Slight changes in camera angles can completely remove the effect of moire. This works because changing the angle also changes the patterns that cause moire, although it’s not suitable in all cases.
How to Remove Moiré Using Lightroom
Lightroom is one of the easiest and most accessible ways to eliminate moire in post processing.
Reduce Moiré in Lightroom with the Adjustment Brush
Go to the Adjustment Brush in Lightroom, then slide the Moire control up to 100. Make the brush size bigger if needed. This can’t completely eliminate the effects of moire, but it will at least reduce the impact.
How to Remove Moiré Using Photoshop
If you can’t avoid moire, removing it in Photoshop is the most effective way to get rid of it.
Removing Moire in Photoshop Using the Moire Filter in ACR
To do this, open Photoshop, pull up the image, then open up the Camera Raw Filter. This pops up a control function where you can adjust the image similar to how you’ll do it in Lightroom. This has a similar result, too, though Photoshop typically produces slightly better final images.
Using Color Modes and Channels to Remove Moire in Photoshop
Alternatively, you can use Photoshop’s color modes to help get rid of moire. This is a bit trickier, but it works well on any type of photo that the less-involved steps can’t help with.
Step One: Take Away the Rainbow Pattern
First, select the bit of the image that contains the rainbow, oily patterns. The Magnetic Lasso Tool can help with this, as can Quick Mask Mode. You may need to do a bit of experimentation to get the area correct.
Next, utilize the Eyedropper tool to choose a proper color in the area you selected, avoiding the moire. After that, create a new layer in your image, and fill it (Shift+F5) with the foreground color. With the color selection, this helps get rid of the unwanted rainbow pattern, but it leaves the odd lines behind. That’s what step two is for.
Step Two: Repair the Luminosity Channel

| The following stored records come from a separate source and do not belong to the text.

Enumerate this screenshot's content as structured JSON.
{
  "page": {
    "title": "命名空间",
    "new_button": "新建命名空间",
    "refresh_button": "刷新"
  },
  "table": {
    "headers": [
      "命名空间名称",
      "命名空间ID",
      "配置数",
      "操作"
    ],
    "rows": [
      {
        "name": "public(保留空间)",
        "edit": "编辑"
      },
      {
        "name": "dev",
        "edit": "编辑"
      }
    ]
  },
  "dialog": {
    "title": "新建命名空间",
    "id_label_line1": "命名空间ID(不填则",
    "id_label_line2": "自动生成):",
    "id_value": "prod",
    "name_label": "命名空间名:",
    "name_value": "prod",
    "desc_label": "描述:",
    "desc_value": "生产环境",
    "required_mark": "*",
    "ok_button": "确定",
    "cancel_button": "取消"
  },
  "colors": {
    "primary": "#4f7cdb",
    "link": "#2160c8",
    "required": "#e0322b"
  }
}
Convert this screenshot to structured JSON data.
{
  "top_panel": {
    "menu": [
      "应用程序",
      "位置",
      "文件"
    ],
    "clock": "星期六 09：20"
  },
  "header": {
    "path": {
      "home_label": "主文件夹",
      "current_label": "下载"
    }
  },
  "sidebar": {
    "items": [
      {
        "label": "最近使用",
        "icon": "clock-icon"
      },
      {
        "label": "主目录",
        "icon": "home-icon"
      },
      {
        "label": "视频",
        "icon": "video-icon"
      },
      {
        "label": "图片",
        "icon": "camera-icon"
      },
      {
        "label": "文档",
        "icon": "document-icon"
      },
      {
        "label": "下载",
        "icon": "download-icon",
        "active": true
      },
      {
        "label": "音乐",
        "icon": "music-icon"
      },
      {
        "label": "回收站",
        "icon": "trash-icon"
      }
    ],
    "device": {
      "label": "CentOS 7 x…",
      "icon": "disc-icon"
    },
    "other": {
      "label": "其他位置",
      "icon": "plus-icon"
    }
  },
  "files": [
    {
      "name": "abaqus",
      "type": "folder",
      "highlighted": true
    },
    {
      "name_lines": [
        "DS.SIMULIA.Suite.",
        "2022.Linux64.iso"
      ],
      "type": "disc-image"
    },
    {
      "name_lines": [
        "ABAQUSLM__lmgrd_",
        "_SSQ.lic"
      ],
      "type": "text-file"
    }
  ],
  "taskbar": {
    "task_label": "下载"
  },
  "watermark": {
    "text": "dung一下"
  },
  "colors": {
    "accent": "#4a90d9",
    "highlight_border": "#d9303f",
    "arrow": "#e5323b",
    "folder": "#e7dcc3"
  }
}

After removing the type of rainbow coloring you saw earlier, it’s time to repair the wavy images.
Create a new layer in the same area as before, and as before, set the Mode to Color. Then go to fill the image again. Instead of duplicating the color, select “White” under the Use menu for the Contents.
After that, edit the hue and the saturation. This takes a bit of practice to get right, but you should be able to eliminate each bit of the patterns. When you save this afterward, you shouldn’t see a single bit of the problem remaining.
Here are some common questions that people have about moiré.
What Is Moire in a Photo?
Moire is a type of visual error that occurs when cameras don’t know how to color images.
What Causes Moiré in Video?
Just like with cameras, moiré in video happens when patterns in the image confuse the visual sensors recording things. The result is a rainbow-like, oily pattern.
What Causes Moire in Photography?
Several things can cause moire in photography, but the most common culprit is detailed patterns confusing the sensors.
How Do I Get Rid of Moire?
The easiest way to remove any type of moire is moving a bit and taking another photo. Techniques could involve getting closer, using a zoom function, or changing your angle a bit.
What Is Color Moiré in Photography?
Color moiré is the visual effect described above, where confusion about colors leads to cameras placing the wrong colors in a bit of your image. Such problems are more common with lower-quality cameras but can still occur on high-quality cameras.
How Do You Fix Moire in Lightroom?
You can fix this issue in Lightroom by using the Adjustment Brush. Lightroom does not completely fix the problem but can reduce the worst effects and help you prepare for further editing.
Moiré can be annoying, but it’s easy to deal with as long as you know what you’re doing. You can even create it intentionally if you want to use it in an image, though you may need to adjust the settings on your camera. The critical thing to keep in mind is that patterns, in reality, can affect photographs, and managing this is part of becoming an expert photographer.